Deeply in debt and paid a pittance for his samurai duties, Iguchi must take in piecework to support his two young daughters and senile mother. The other, macho samurai in his clan commune over drinks after each workday and resent Iguchi's refusal to join them, cruelly dubbing him the "Twilight Samurai" for his nightly disappearances.
With his humble manner and searching, caged-animal expressions, Sanada gives a brilliantly physical read on a man nurturing a deep wound. It soon becomes clear that more than his wife's death has set Iguchi apart from society. Multiple characters, including a vicious father-in-law, affirm that Iguchi has always been a man apart. Uninterested in moving up in the samurai ranks, Iguchi prefers the pleasures of home and family.

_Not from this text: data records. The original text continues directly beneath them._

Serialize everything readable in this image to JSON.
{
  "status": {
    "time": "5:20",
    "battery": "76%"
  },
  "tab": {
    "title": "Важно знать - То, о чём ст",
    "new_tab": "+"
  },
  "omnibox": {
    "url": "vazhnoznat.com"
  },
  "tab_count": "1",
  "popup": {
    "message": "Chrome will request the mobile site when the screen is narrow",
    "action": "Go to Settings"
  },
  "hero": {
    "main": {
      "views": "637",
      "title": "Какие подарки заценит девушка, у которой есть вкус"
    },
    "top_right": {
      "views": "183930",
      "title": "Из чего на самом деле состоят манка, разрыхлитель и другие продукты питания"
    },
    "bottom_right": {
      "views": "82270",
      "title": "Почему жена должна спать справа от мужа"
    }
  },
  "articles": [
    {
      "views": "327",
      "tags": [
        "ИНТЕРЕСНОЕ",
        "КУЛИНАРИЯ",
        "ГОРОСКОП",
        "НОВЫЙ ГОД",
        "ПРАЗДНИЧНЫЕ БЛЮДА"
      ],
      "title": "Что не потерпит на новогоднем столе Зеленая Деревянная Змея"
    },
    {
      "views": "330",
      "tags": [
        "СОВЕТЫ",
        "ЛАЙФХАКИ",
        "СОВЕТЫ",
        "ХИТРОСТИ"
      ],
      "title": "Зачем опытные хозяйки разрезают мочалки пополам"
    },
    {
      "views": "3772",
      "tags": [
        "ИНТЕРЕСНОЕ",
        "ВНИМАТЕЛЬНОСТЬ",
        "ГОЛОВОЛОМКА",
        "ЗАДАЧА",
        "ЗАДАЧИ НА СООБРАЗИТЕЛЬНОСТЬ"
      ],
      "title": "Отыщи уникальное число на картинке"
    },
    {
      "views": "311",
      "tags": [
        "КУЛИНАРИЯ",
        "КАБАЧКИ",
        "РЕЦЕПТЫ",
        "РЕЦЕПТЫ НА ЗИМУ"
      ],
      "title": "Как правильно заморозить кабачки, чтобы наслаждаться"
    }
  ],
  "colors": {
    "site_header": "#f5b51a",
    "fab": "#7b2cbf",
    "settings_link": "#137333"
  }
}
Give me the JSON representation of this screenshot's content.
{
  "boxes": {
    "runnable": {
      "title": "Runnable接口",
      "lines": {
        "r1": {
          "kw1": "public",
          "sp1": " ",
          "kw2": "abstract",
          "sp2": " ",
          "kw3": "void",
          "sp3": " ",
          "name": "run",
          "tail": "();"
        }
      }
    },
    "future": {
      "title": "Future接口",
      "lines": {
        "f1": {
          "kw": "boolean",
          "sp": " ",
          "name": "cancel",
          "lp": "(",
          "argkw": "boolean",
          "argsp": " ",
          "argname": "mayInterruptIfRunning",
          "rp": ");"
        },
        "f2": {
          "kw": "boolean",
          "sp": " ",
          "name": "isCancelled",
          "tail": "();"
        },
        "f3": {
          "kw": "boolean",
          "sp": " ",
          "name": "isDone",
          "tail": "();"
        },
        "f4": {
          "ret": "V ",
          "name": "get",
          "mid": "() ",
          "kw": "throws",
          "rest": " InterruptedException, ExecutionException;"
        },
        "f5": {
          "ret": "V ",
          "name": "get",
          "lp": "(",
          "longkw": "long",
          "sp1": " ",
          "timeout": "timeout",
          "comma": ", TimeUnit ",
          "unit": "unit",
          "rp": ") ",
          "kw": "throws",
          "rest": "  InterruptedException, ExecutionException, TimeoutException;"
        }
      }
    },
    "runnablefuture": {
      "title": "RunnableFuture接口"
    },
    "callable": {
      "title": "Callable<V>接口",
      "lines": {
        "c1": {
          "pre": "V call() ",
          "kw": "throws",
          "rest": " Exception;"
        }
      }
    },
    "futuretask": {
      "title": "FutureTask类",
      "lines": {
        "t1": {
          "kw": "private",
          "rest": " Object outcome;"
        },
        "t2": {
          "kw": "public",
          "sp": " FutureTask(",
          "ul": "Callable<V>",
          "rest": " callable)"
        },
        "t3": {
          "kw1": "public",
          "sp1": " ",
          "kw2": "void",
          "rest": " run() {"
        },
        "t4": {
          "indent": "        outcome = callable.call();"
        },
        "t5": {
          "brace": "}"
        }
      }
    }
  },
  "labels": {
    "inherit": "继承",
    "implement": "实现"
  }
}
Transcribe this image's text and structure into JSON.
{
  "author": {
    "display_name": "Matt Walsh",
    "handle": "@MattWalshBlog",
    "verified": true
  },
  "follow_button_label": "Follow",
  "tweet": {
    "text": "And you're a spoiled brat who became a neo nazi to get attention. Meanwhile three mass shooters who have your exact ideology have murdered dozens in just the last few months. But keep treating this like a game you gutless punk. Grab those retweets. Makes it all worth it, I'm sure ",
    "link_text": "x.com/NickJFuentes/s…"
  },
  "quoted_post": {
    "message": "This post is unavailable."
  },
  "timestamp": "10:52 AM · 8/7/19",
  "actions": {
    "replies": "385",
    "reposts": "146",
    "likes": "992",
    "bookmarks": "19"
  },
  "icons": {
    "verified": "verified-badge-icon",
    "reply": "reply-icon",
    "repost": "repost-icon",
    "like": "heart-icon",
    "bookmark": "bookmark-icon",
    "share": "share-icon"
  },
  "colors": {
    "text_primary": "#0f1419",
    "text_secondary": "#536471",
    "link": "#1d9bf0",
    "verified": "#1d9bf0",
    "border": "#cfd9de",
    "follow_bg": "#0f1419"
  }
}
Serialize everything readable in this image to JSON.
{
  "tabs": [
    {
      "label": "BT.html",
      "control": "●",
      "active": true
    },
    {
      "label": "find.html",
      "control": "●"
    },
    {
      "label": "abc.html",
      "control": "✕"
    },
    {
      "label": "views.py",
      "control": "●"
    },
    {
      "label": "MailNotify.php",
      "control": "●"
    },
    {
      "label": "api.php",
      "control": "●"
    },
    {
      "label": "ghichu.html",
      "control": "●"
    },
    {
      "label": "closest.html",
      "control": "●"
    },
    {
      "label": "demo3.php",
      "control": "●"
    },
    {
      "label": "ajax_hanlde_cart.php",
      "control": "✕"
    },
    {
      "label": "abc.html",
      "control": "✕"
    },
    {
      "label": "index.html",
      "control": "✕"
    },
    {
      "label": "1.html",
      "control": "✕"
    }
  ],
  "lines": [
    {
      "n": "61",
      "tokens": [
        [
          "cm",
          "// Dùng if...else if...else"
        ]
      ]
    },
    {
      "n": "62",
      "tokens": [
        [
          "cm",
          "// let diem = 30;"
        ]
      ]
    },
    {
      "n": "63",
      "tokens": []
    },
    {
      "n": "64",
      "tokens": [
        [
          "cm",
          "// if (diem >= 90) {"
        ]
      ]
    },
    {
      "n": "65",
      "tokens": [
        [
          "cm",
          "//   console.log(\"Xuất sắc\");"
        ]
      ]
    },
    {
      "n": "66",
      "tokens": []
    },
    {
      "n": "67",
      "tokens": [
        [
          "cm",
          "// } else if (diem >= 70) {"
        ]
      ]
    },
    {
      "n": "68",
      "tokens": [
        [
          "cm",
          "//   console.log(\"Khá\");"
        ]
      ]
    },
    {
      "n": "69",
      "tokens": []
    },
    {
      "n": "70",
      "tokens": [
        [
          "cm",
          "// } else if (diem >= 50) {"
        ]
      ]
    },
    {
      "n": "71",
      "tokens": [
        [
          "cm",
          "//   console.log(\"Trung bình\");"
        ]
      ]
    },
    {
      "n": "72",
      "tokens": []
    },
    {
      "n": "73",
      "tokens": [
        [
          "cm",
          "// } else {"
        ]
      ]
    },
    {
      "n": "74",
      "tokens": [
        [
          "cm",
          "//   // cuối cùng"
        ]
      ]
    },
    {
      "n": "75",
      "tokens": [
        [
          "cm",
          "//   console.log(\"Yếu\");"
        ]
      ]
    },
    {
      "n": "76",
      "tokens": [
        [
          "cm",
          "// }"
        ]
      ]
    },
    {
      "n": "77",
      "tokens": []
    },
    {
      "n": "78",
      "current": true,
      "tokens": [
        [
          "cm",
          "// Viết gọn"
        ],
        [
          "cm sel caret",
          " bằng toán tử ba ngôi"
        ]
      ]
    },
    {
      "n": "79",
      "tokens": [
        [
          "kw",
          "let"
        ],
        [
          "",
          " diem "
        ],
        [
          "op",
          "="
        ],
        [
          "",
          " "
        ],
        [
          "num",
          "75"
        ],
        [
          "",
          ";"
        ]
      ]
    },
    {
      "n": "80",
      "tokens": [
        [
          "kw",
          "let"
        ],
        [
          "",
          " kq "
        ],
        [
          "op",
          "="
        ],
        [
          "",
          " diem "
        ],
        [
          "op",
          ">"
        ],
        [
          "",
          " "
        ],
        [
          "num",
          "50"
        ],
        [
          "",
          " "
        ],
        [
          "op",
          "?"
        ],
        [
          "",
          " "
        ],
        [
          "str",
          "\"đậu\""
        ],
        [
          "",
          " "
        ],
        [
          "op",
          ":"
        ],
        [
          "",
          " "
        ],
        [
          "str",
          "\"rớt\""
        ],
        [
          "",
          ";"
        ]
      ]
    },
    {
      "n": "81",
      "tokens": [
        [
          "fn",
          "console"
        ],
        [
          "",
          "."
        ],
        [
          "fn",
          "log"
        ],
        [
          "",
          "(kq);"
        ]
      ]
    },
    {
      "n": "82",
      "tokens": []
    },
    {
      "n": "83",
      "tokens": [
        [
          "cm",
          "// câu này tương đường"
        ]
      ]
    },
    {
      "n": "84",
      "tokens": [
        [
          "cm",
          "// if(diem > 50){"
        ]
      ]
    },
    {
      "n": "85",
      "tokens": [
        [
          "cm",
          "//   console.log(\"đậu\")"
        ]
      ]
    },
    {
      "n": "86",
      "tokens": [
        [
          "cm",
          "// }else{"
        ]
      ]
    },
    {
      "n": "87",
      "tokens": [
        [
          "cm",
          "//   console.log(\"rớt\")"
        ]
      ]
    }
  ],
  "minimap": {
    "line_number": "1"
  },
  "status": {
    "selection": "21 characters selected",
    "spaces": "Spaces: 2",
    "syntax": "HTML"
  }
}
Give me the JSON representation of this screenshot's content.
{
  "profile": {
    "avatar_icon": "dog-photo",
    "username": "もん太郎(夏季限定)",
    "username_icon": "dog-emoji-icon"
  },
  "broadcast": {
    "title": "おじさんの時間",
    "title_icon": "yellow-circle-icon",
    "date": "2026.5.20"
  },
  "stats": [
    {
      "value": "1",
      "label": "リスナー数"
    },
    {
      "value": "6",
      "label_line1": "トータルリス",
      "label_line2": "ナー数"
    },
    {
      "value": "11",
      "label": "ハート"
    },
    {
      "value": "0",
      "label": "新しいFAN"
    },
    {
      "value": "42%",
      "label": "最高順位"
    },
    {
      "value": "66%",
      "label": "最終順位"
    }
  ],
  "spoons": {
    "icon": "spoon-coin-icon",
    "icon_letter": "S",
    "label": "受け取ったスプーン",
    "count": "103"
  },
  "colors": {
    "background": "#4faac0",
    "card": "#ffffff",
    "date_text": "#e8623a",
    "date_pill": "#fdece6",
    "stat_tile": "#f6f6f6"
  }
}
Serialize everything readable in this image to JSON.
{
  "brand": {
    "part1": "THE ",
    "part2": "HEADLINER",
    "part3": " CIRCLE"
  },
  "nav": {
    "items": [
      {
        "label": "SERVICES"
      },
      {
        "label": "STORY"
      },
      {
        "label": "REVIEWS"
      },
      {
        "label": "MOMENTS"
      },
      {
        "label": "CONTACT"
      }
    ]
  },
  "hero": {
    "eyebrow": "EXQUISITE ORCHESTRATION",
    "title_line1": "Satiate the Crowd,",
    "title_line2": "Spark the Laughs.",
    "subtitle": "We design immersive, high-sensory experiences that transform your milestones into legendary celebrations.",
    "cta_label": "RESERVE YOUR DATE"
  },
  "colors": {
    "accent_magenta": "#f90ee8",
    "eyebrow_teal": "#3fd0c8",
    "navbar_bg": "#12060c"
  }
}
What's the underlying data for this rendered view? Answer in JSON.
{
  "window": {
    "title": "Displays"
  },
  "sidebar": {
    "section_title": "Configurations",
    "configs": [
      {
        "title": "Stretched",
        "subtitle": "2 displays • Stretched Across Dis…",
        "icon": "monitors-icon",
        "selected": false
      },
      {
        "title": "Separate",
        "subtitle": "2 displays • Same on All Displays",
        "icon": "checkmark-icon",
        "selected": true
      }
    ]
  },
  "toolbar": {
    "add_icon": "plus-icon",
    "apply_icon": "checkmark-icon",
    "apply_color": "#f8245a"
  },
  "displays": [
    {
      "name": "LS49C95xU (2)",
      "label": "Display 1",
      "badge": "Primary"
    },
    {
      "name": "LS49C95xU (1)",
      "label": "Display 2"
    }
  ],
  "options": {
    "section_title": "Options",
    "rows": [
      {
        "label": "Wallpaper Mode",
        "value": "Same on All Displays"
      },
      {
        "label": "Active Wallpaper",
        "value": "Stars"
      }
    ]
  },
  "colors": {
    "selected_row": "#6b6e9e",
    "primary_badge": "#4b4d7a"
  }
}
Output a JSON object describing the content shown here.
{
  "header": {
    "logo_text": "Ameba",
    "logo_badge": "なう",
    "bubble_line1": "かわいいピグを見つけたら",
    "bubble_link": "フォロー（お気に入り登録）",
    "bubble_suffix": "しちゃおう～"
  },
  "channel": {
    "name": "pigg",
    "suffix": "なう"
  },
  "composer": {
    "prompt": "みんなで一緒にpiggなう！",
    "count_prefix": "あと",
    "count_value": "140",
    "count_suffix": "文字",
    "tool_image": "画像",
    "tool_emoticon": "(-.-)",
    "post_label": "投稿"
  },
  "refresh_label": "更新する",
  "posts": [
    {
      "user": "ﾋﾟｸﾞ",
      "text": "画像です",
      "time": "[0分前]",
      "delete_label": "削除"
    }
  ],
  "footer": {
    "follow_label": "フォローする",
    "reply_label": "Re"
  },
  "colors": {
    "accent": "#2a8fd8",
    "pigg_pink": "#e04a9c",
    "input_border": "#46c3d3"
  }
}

Besides the love of his daughters, Iguchi's one respite from a life of struggle is the return of his childhood playmate and now a beautiful young woman, Tomoe (Rie Miyazawa), to his village. Recently divorced from an abusive samurai, Tomoe becomes a substitute mother to Iguchi's daughters. Tomoe also resists the gender and class barriers of the age and proves a heroine equal to Twilight's hero.
But a fog of doom seems to hang over Iguchi. He refuses to marry Tomoe and drag her into poverty. Director Yoji Yamada (who has ample experience in directing some 46 Japanese romances) creates an almost unbearable atmosphere of frustrated love, all the more painful for how much Iguchi deserves the happiness Tomoe offers.
As seems inevitable in masculine genres like Westerns and samurai films, Iguchi must face a life-threatening crucible at the film's end. The clan forces the peaceable Iguchi to employ his renowned swordsmanship to murder a rogue samurai. As Tomoe combs Iguchi's hair in preparation for battle, the incomparably skilled Yamada gives us a painful glimpse of the kind of romantic tenderness the couple might have shared had fate not intervened.
Twilight Samurai contains a powerful pacifist message about a hero free from the supposedly innate male taste for violence. The film provides a timely antidote to the copious bloodletting and cavalier approach to death that peppers Kill Bill, Quentin Tarantino's samurai-influenced takes on action heroes.
Death crops up in a shockingly subversive way in Twilight. A great famine plagues the land, and on several occasions, Iguchi watches as peasants find the starved corpses — of children and young girls — floating in the local river. Instead of a delirious spectacle meted out to the deserving, death strikes with an insidious, quiet cruelty.
Though Twilight ends with an uncharacteristically maudlin coda in which Yamada unfortunately feels the need to spell out the film's themes, his deeply affecting drama otherwise cuts to the quick.